- [Task prompt]:
Show every line below where "price" appears.

Data about app and page elements:
****************

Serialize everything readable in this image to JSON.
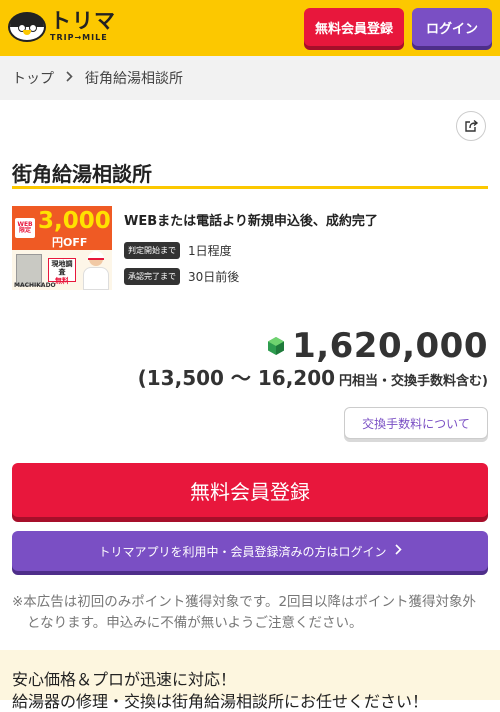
{
  "header": {
    "logo_main": "トリマ",
    "logo_sub": "TRIP→MILE",
    "register_label": "無料会員登録",
    "login_label": "ログイン"
  },
  "breadcrumb": {
    "home": "トップ",
    "current": "街角給湯相談所"
  },
  "page": {
    "title": "街角給湯相談所"
  },
  "banner": {
    "web_tag": "WEB\n限定",
    "amount": "3,000",
    "off": "円OFF",
    "tag_line1": "現地調査",
    "tag_line2": "無料",
    "brand": "MACHIKADO"
  },
  "offer": {
    "condition": "WEBまたは電話より新規申込後、成約完了",
    "rows": [
      {
        "label": "判定開始まで",
        "value": "1日程度"
      },
      {
        "label": "承認完了まで",
        "value": "30日前後"
      }
    ],
    "price": "1,620,000",
    "range": "(13,500 〜 16,200",
    "range_suffix": "円相当・交換手数料含む)",
    "fee_button": "交換手数料について"
  },
  "cta": {
    "register": "無料会員登録",
    "login": "トリマアプリを利用中・会員登録済みの方はログイン"
  },
  "notice": "※本広告は初回のみポイント獲得対象です。2回目以降はポイント獲得対象外となります。申込みに不備が無いようご注意ください。",
  "promo": {
    "line1": "安心価格＆プロが迅速に対応！",
    "line2": "給湯器の修理・交換は街角給湯相談所にお任せください！"
  },
  "colors": {
    "brand_yellow": "#fcc800",
    "register_red": "#e8173c",
    "login_purple": "#7a4fc4"
  },
  "icons": [
    "share-icon",
    "chevron-right-icon",
    "gem-icon"
  ]
}
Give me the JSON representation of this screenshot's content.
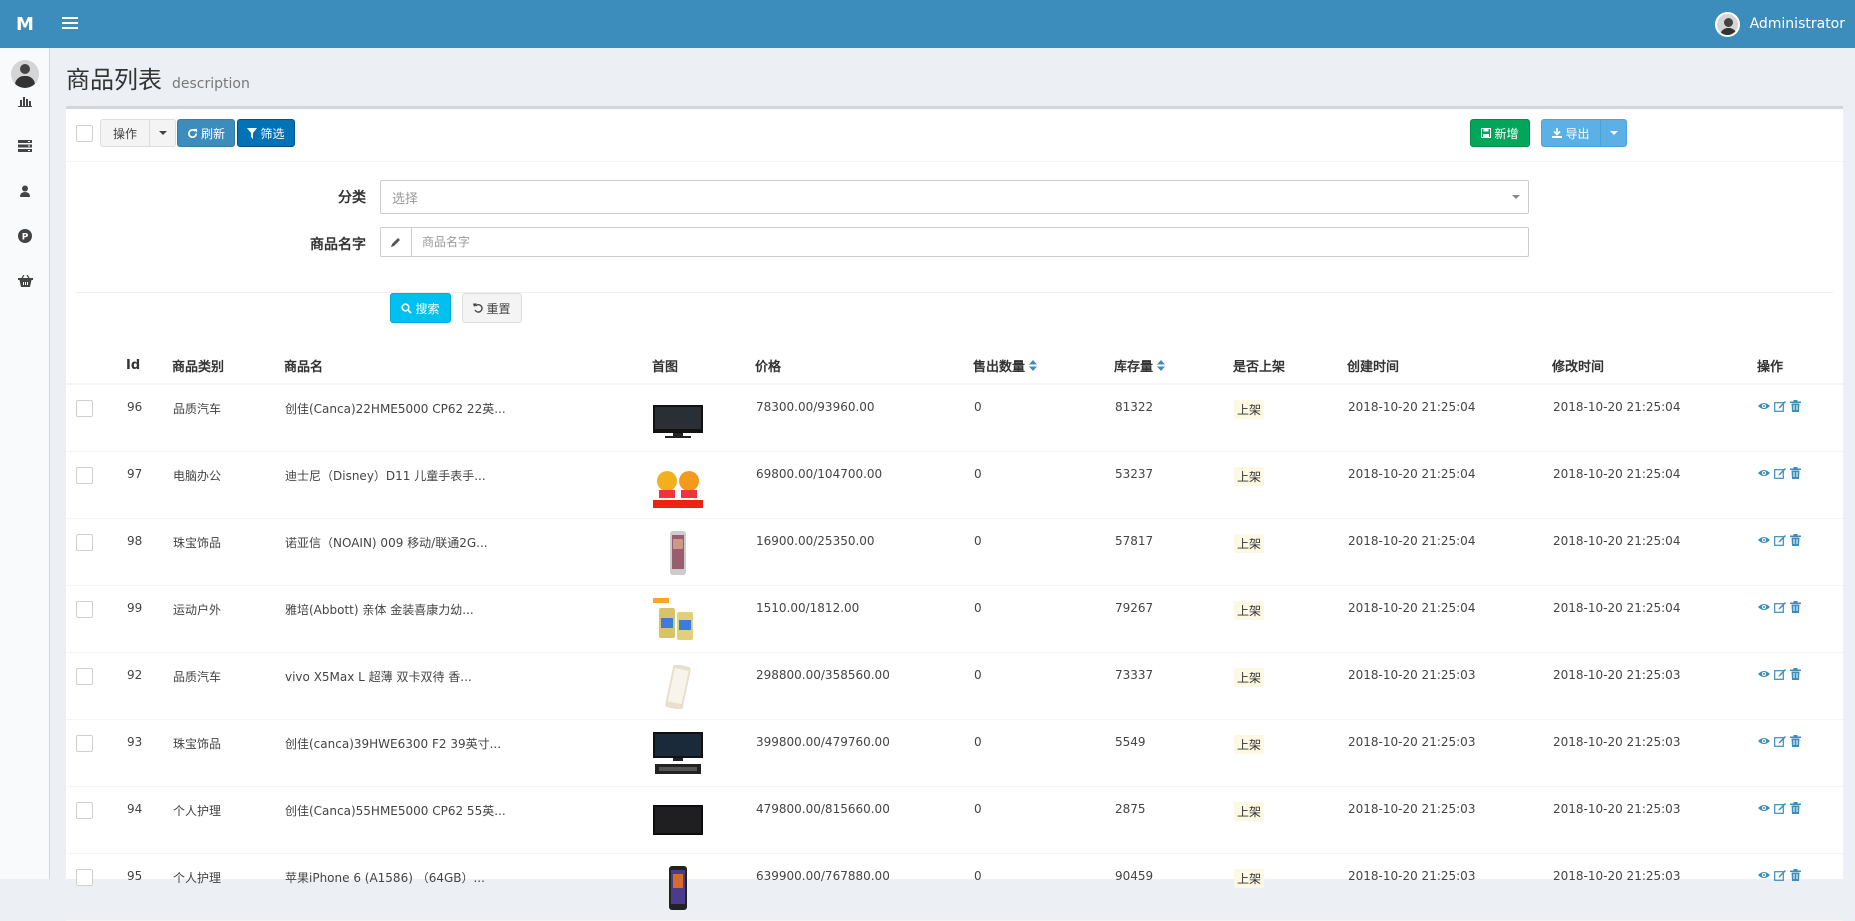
{
  "header": {
    "logo": "M",
    "user_name": "Administrator"
  },
  "sidebar": {
    "items": [
      {
        "icon": "bar-chart-icon"
      },
      {
        "icon": "server-icon"
      },
      {
        "icon": "user-icon"
      },
      {
        "icon": "parking-icon"
      },
      {
        "icon": "basket-icon"
      }
    ]
  },
  "page": {
    "title": "商品列表",
    "description": "description"
  },
  "toolbar": {
    "action_label": "操作",
    "refresh_label": "刷新",
    "filter_label": "筛选",
    "new_label": "新增",
    "export_label": "导出"
  },
  "filter": {
    "category_label": "分类",
    "category_placeholder": "选择",
    "name_label": "商品名字",
    "name_placeholder": "商品名字",
    "search_label": "搜索",
    "reset_label": "重置"
  },
  "table": {
    "columns": [
      "Id",
      "商品类别",
      "商品名",
      "首图",
      "价格",
      "售出数量",
      "库存量",
      "是否上架",
      "创建时间",
      "修改时间",
      "操作"
    ],
    "rows": [
      {
        "id": "96",
        "category": "品质汽车",
        "name": "创佳(Canca)22HME5000 CP62 22英...",
        "price": "78300.00/93960.00",
        "sold": "0",
        "stock": "81322",
        "status": "上架",
        "created": "2018-10-20 21:25:04",
        "modified": "2018-10-20 21:25:04"
      },
      {
        "id": "97",
        "category": "电脑办公",
        "name": "迪士尼（Disney）D11 儿童手表手...",
        "price": "69800.00/104700.00",
        "sold": "0",
        "stock": "53237",
        "status": "上架",
        "created": "2018-10-20 21:25:04",
        "modified": "2018-10-20 21:25:04"
      },
      {
        "id": "98",
        "category": "珠宝饰品",
        "name": "诺亚信（NOAIN) 009 移动/联通2G...",
        "price": "16900.00/25350.00",
        "sold": "0",
        "stock": "57817",
        "status": "上架",
        "created": "2018-10-20 21:25:04",
        "modified": "2018-10-20 21:25:04"
      },
      {
        "id": "99",
        "category": "运动户外",
        "name": "雅培(Abbott) 亲体 金装喜康力幼...",
        "price": "1510.00/1812.00",
        "sold": "0",
        "stock": "79267",
        "status": "上架",
        "created": "2018-10-20 21:25:04",
        "modified": "2018-10-20 21:25:04"
      },
      {
        "id": "92",
        "category": "品质汽车",
        "name": "vivo X5Max L 超薄 双卡双待 香...",
        "price": "298800.00/358560.00",
        "sold": "0",
        "stock": "73337",
        "status": "上架",
        "created": "2018-10-20 21:25:03",
        "modified": "2018-10-20 21:25:03"
      },
      {
        "id": "93",
        "category": "珠宝饰品",
        "name": "创佳(canca)39HWE6300 F2 39英寸...",
        "price": "399800.00/479760.00",
        "sold": "0",
        "stock": "5549",
        "status": "上架",
        "created": "2018-10-20 21:25:03",
        "modified": "2018-10-20 21:25:03"
      },
      {
        "id": "94",
        "category": "个人护理",
        "name": "创佳(Canca)55HME5000 CP62 55英...",
        "price": "479800.00/815660.00",
        "sold": "0",
        "stock": "2875",
        "status": "上架",
        "created": "2018-10-20 21:25:03",
        "modified": "2018-10-20 21:25:03"
      },
      {
        "id": "95",
        "category": "个人护理",
        "name": "苹果iPhone 6 (A1586) （64GB）...",
        "price": "639900.00/767880.00",
        "sold": "0",
        "stock": "90459",
        "status": "上架",
        "created": "2018-10-20 21:25:03",
        "modified": "2018-10-20 21:25:03"
      }
    ]
  },
  "colors": {
    "header": "#3c8dbc",
    "link": "#3c8dbc",
    "success": "#00a65a",
    "search": "#00c0ef"
  }
}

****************

- [Exercise answer]:
    "price": "1,620,000",
        "price": "78300.00/93960.00",
        "price": "69800.00/104700.00",
        "price": "16900.00/25350.00",
        "price": "1510.00/1812.00",
        "price": "298800.00/358560.00",
        "price": "399800.00/479760.00",
        "price": "479800.00/815660.00",
        "price": "639900.00/767880.00",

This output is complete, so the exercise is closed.